The Number of Rental Households is at an All-Time High

By Rentwell

The percentage of US households who own their home is at its lowest percentage since 1965. Conversely, the number of renters is at an all-time high. 

According to Buildium, 2016 was a great year to own a rental property. More than ever, Americans are seeking rental housing, and the number is only expected to increase in the foreseeable future.

Recent History of American Home Owners

In past years, the percent of Americans who own homes has hovered consistently at 65%. During the second quarter of 2004, home ownership reached 69.2%, before leveling off during the 2008 housing crisis. Today, 62.9% of Americans are homeowners. 

This has led to a spike in Americans seeking rental homes. In the first quarter of 2016, approximately 363,000 new rental households sprang onto the market, compared to 177,000 during the same time in 2015.

American Renters by the Numbers

  • In 2016, 37% of all households rented their housing.
  • From 2005-2015, the number of rental households skyrocketed by almost 9 million. This is a historic high.
  • Renters caused all housing net growth since 2005.
  • Per generation, Milennials have added 1 million rental households, Gen X 3 million, and Baby Boomers 4.3 million.
  • A third of rental household incomes are less than $25,000, while 11% earn $100,000 or more.
  • More than half of rental households are foreign-born or minorities. This demographic makes up 25% of homeowners. Black and Hispanic households make up 20% of renters and 10% of homeowners.
  • In suburban areas, 28% of residents rent, while in cities that percentage is over 50.
  • 27% of home-owning households are families with children, compared to 31% of renters.

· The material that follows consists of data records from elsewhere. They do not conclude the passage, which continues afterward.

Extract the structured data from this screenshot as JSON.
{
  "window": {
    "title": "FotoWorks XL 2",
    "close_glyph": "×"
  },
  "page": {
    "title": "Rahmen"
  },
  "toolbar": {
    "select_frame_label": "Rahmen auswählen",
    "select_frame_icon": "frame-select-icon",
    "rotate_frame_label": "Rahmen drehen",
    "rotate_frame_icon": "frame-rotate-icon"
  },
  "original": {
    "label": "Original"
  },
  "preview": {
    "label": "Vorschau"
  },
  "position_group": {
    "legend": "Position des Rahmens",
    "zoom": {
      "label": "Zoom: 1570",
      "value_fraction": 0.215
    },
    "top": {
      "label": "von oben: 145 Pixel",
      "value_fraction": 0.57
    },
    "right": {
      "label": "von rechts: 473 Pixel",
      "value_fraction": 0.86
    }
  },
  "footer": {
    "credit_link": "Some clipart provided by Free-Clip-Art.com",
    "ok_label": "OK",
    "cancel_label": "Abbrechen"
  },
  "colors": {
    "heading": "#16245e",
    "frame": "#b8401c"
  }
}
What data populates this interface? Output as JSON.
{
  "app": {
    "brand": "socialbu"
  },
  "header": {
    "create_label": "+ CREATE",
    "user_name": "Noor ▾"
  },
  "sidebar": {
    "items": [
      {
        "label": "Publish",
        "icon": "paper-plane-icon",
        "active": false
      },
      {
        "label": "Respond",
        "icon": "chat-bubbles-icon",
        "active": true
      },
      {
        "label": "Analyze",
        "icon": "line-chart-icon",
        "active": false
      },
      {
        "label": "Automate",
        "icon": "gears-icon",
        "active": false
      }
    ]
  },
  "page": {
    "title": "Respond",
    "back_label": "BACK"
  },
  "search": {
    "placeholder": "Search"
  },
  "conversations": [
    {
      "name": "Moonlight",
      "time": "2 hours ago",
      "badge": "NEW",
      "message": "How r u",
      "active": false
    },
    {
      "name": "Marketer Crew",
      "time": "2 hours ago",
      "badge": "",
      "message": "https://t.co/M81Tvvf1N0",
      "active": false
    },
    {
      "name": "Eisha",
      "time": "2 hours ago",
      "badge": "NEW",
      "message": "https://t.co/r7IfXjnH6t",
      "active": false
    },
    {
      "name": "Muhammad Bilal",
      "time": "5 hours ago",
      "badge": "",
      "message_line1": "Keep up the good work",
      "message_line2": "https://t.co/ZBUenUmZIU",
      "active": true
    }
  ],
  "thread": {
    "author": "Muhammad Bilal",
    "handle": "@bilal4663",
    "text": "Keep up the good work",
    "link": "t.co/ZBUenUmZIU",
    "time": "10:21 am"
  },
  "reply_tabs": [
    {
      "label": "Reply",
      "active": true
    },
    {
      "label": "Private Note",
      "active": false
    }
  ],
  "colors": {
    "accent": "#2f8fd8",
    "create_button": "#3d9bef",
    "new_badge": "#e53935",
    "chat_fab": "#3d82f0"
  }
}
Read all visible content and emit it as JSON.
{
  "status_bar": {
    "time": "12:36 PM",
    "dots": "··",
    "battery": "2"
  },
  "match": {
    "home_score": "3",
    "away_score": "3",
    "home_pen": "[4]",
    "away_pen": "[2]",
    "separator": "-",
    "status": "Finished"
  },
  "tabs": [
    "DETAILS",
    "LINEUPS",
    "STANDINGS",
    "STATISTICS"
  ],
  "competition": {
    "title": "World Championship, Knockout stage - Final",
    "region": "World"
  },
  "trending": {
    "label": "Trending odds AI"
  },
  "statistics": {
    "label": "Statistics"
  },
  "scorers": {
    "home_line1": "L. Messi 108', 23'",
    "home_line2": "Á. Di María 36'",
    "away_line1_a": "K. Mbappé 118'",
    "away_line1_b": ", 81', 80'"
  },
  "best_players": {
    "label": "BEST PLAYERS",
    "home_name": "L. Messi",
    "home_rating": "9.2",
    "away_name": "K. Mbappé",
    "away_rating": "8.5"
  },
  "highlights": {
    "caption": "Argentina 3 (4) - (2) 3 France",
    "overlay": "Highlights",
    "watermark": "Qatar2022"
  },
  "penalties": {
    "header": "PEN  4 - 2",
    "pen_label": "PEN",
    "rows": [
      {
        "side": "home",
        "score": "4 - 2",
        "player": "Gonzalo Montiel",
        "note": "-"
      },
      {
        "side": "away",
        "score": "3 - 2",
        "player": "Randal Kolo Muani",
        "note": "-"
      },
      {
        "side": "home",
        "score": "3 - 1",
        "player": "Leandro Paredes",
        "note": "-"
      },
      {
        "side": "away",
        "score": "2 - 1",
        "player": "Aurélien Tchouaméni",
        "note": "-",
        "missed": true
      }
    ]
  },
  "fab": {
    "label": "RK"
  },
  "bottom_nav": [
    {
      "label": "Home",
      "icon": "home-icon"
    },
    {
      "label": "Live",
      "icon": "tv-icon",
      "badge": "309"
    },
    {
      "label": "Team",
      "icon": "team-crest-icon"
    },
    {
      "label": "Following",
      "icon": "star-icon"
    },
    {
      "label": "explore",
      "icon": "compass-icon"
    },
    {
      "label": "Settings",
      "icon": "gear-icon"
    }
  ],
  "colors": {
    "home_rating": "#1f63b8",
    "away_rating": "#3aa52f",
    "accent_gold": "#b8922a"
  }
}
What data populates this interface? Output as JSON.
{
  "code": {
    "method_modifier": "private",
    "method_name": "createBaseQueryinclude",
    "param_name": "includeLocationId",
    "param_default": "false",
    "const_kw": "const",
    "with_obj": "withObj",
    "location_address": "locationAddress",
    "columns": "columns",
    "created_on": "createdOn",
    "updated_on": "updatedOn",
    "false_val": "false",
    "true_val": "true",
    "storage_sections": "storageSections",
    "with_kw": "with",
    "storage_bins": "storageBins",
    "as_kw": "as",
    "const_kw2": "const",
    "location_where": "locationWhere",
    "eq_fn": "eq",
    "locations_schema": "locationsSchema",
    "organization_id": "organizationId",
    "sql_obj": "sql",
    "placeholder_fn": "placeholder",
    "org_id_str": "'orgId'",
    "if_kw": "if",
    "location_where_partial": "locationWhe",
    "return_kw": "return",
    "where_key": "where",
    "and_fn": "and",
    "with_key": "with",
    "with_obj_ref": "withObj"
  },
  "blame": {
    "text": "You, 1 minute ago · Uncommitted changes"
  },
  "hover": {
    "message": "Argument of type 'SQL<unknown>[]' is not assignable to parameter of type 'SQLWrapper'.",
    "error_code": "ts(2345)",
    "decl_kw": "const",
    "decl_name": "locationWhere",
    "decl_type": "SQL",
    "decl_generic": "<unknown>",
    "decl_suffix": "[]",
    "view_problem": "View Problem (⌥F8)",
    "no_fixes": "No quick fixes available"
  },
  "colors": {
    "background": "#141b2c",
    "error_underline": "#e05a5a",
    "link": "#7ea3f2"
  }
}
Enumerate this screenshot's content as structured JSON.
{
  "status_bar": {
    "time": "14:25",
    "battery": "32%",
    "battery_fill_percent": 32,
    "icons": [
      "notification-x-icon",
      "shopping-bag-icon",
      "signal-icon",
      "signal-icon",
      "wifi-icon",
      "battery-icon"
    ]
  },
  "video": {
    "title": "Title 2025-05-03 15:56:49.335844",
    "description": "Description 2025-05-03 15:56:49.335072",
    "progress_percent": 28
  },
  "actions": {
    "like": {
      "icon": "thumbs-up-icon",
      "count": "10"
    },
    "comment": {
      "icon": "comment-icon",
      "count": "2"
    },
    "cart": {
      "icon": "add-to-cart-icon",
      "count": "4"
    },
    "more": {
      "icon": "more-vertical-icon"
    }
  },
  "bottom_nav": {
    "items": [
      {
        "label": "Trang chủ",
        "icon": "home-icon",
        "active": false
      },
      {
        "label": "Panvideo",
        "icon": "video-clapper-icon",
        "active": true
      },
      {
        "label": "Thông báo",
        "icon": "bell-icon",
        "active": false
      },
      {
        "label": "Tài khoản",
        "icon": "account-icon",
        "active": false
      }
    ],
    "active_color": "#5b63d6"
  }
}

What is Causing This Rental Spike?

According to Buildium, all three relevant generations are likely to seek rental homes in the near future. Since salaries are not increasing at the same rate as housing costs, Milennials are unable to save for a down payment while affording high rent prices. Generation X felt the effects of the 2008 housing crisis, and many have bad credit that prevents them from obtaining a mortgage. 

Baby Boomers are looking for smaller rental properties as they downsize and prepare for retirement. To top it off, the number of those immigrating to the USA is expected to dramatically increase, and this group is historically likely to rent.

Buildium reported declining homeownership as one of the top nine real estate trends of 2016. View the other eight trends here.